Assigned task
Each entry should be set down exactly as written, except for any picture it holds.

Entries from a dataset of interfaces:
========================================

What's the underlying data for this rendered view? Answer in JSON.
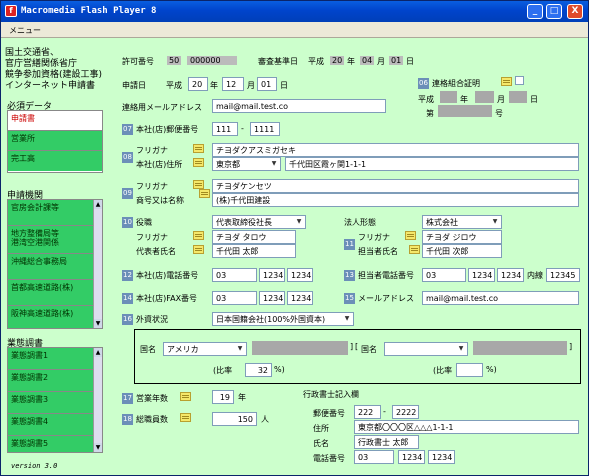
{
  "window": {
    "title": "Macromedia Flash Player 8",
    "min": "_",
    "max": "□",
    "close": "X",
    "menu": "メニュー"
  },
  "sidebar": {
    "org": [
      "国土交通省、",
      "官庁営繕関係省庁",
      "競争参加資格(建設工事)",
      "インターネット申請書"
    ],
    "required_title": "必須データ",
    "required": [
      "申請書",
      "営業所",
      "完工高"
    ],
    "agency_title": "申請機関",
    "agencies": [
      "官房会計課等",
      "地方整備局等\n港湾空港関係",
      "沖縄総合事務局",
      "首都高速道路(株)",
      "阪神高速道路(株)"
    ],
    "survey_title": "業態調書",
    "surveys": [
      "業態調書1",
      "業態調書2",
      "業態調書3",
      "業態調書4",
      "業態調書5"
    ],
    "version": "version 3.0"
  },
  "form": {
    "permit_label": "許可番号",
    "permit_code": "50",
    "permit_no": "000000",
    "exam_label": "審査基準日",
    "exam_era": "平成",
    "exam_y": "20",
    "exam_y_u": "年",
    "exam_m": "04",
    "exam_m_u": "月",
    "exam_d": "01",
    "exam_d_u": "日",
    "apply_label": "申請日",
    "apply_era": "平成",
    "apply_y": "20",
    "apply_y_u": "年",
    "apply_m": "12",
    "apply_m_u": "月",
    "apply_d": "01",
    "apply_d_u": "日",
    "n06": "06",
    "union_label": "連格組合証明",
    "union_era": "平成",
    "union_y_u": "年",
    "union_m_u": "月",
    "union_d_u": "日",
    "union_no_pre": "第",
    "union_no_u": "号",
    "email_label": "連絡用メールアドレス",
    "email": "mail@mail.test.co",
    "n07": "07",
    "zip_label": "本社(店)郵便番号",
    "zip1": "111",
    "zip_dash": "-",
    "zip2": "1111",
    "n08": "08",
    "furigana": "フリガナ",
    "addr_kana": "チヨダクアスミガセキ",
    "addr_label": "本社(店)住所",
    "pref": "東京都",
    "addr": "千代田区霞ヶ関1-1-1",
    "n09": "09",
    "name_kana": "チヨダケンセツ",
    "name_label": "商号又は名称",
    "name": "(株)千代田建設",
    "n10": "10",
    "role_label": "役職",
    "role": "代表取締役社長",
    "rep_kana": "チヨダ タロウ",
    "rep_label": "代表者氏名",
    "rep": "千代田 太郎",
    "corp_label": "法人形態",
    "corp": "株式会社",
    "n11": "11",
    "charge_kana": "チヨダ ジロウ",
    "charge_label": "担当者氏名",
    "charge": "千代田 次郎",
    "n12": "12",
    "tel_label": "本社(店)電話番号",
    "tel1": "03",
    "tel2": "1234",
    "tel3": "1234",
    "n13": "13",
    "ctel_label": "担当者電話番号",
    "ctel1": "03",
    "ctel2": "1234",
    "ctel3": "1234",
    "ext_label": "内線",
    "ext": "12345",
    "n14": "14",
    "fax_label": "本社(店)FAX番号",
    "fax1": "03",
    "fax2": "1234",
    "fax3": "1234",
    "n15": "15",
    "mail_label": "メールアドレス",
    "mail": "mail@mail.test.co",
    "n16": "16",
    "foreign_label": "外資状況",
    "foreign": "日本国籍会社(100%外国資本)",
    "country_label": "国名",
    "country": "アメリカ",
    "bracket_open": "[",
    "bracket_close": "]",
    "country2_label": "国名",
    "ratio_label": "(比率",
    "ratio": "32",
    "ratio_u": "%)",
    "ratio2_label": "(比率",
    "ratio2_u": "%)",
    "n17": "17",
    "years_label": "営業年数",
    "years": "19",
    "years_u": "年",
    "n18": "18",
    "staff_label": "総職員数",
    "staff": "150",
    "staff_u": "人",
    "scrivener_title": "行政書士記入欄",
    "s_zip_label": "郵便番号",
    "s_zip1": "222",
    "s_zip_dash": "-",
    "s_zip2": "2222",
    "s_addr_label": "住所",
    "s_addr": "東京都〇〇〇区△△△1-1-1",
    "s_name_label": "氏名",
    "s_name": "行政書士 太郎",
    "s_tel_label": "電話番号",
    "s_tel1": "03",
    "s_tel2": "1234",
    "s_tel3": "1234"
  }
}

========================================

Problem solution
What's the underlying data for this rendered view? Answer in JSON.
{
  "window": {
    "title": "Macromedia Flash Player 8",
    "min": "_",
    "max": "□",
    "close": "X",
    "menu": "メニュー"
  },
  "sidebar": {
    "org": [
      "国土交通省、",
      "官庁営繕関係省庁",
      "競争参加資格(建設工事)",
      "インターネット申請書"
    ],
    "required_title": "必須データ",
    "required": [
      "申請書",
      "営業所",
      "完工高"
    ],
    "agency_title": "申請機関",
    "agencies": [
      "官房会計課等",
      "地方整備局等\n港湾空港関係",
      "沖縄総合事務局",
      "首都高速道路(株)",
      "阪神高速道路(株)"
    ],
    "survey_title": "業態調書",
    "surveys": [
      "業態調書1",
      "業態調書2",
      "業態調書3",
      "業態調書4",
      "業態調書5"
    ],
    "version": "version 3.0"
  },
  "form": {
    "permit_label": "許可番号",
    "permit_code": "50",
    "permit_no": "000000",
    "exam_label": "審査基準日",
    "exam_era": "平成",
    "exam_y": "20",
    "exam_y_u": "年",
    "exam_m": "04",
    "exam_m_u": "月",
    "exam_d": "01",
    "exam_d_u": "日",
    "apply_label": "申請日",
    "apply_era": "平成",
    "apply_y": "20",
    "apply_y_u": "年",
    "apply_m": "12",
    "apply_m_u": "月",
    "apply_d": "01",
    "apply_d_u": "日",
    "n06": "06",
    "union_label": "連格組合証明",
    "union_era": "平成",
    "union_y_u": "年",
    "union_m_u": "月",
    "union_d_u": "日",
    "union_no_pre": "第",
    "union_no_u": "号",
    "email_label": "連絡用メールアドレス",
    "email": "mail@mail.test.co",
    "n07": "07",
    "zip_label": "本社(店)郵便番号",
    "zip1": "111",
    "zip_dash": "-",
    "zip2": "1111",
    "n08": "08",
    "furigana": "フリガナ",
    "addr_kana": "チヨダクアスミガセキ",
    "addr_label": "本社(店)住所",
    "pref": "東京都",
    "addr": "千代田区霞ヶ関1-1-1",
    "n09": "09",
    "name_kana": "チヨダケンセツ",
    "name_label": "商号又は名称",
    "name": "(株)千代田建設",
    "n10": "10",
    "role_label": "役職",
    "role": "代表取締役社長",
    "rep_kana": "チヨダ タロウ",
    "rep_label": "代表者氏名",
    "rep": "千代田 太郎",
    "corp_label": "法人形態",
    "corp": "株式会社",
    "n11": "11",
    "charge_kana": "チヨダ ジロウ",
    "charge_label": "担当者氏名",
    "charge": "千代田 次郎",
    "n12": "12",
    "tel_label": "本社(店)電話番号",
    "tel1": "03",
    "tel2": "1234",
    "tel3": "1234",
    "n13": "13",
    "ctel_label": "担当者電話番号",
    "ctel1": "03",
    "ctel2": "1234",
    "ctel3": "1234",
    "ext_label": "内線",
    "ext": "12345",
    "n14": "14",
    "fax_label": "本社(店)FAX番号",
    "fax1": "03",
    "fax2": "1234",
    "fax3": "1234",
    "n15": "15",
    "mail_label": "メールアドレス",
    "mail": "mail@mail.test.co",
    "n16": "16",
    "foreign_label": "外資状況",
    "foreign": "日本国籍会社(100%外国資本)",
    "country_label": "国名",
    "country": "アメリカ",
    "bracket_open": "[",
    "bracket_close": "]",
    "country2_label": "国名",
    "ratio_label": "(比率",
    "ratio": "32",
    "ratio_u": "%)",
    "ratio2_label": "(比率",
    "ratio2_u": "%)",
    "n17": "17",
    "years_label": "営業年数",
    "years": "19",
    "years_u": "年",
    "n18": "18",
    "staff_label": "総職員数",
    "staff": "150",
    "staff_u": "人",
    "scrivener_title": "行政書士記入欄",
    "s_zip_label": "郵便番号",
    "s_zip1": "222",
    "s_zip_dash": "-",
    "s_zip2": "2222",
    "s_addr_label": "住所",
    "s_addr": "東京都〇〇〇区△△△1-1-1",
    "s_name_label": "氏名",
    "s_name": "行政書士 太郎",
    "s_tel_label": "電話番号",
    "s_tel1": "03",
    "s_tel2": "1234",
    "s_tel3": "1234"
  }
}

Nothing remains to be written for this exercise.